▶ **RECORDED DATA**
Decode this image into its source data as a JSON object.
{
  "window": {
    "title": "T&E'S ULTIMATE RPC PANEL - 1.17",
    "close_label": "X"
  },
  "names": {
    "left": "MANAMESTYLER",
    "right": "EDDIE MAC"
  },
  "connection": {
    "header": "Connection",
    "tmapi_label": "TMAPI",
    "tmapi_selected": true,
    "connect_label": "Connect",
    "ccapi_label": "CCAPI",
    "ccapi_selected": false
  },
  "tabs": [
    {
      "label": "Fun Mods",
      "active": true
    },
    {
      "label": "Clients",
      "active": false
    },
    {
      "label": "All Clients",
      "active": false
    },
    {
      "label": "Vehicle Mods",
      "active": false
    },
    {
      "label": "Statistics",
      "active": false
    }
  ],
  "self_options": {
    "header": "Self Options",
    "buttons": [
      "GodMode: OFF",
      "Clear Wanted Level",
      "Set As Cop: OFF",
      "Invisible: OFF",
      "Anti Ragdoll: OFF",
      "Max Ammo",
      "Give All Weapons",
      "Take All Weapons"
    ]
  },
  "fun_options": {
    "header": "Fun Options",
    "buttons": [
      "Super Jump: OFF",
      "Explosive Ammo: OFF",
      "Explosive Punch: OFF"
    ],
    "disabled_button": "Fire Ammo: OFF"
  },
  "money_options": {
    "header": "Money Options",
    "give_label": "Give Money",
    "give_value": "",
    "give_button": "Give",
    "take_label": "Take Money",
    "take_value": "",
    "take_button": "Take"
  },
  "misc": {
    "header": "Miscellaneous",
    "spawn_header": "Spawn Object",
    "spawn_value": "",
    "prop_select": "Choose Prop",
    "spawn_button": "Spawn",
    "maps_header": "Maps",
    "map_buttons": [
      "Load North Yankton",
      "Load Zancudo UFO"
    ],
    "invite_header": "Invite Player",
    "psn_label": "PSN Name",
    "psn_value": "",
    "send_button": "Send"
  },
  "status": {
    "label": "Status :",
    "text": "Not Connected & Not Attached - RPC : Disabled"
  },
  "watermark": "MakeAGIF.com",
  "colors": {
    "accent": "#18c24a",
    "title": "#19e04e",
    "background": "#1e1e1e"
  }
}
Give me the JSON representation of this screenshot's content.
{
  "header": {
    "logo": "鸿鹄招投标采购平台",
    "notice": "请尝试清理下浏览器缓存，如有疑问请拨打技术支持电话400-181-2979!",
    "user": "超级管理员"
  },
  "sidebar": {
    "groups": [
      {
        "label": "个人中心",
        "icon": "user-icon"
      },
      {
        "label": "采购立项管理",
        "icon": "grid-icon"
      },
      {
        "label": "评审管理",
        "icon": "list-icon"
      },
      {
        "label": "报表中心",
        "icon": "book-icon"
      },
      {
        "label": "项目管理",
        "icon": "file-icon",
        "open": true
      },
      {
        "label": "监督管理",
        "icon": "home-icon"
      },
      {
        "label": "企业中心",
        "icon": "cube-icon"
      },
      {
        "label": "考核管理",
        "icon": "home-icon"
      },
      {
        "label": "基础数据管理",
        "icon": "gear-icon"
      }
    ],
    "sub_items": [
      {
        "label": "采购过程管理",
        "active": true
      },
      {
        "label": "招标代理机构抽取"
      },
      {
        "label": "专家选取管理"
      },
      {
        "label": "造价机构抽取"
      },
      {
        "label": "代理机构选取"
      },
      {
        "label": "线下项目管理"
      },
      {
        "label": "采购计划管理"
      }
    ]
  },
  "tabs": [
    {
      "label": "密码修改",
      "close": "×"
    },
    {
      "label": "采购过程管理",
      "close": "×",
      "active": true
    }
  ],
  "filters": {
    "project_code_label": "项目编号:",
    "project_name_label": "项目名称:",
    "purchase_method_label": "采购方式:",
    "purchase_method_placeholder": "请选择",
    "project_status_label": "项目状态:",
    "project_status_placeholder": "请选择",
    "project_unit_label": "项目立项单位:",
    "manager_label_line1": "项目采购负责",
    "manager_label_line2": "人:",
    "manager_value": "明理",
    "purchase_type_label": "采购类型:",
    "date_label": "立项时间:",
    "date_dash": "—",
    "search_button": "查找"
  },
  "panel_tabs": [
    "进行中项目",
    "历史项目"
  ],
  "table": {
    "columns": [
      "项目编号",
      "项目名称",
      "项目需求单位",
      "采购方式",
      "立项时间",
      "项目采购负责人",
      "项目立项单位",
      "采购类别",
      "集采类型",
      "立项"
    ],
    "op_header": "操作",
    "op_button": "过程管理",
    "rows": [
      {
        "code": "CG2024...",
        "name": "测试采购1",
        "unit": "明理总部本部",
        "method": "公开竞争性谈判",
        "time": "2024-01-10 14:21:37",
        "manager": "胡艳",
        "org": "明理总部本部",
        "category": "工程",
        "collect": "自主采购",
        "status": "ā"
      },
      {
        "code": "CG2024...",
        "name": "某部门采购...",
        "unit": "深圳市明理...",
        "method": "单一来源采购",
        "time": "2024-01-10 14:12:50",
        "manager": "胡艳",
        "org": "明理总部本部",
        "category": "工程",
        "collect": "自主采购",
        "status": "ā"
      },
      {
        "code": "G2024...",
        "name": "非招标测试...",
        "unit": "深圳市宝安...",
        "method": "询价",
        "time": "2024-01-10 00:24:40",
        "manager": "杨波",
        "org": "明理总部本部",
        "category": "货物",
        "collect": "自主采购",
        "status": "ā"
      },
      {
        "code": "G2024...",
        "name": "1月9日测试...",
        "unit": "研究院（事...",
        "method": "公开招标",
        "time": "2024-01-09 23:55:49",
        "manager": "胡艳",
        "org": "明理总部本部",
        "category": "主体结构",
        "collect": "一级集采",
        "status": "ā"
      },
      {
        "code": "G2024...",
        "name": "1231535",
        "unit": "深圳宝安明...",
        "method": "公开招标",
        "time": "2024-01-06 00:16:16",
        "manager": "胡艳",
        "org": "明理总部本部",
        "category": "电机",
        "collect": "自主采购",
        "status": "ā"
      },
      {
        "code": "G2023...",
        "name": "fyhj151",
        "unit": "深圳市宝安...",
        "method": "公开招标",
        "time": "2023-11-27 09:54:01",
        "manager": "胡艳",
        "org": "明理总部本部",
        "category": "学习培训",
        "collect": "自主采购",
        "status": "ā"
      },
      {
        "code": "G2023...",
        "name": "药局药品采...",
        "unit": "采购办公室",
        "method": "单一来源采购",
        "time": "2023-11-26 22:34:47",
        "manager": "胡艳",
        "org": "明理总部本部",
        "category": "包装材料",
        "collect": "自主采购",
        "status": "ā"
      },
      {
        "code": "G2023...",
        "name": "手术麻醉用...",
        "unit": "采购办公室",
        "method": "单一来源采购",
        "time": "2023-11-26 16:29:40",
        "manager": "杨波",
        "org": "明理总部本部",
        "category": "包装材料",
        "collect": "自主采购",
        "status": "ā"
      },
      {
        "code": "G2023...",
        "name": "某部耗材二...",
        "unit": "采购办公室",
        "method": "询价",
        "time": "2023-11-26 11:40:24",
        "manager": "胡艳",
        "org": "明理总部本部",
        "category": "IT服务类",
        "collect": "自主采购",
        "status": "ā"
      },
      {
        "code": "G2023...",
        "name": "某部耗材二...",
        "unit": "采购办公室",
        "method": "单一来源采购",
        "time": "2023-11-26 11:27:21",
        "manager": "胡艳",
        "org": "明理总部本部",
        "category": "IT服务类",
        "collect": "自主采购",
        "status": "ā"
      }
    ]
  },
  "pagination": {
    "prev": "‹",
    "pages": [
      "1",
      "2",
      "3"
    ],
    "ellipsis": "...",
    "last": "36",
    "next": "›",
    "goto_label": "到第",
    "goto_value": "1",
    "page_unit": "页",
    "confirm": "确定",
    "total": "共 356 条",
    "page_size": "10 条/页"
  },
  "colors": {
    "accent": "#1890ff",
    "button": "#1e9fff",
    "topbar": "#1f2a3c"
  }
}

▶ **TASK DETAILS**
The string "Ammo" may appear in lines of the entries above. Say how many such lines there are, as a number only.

▶ **YOUR RESPONSE**
3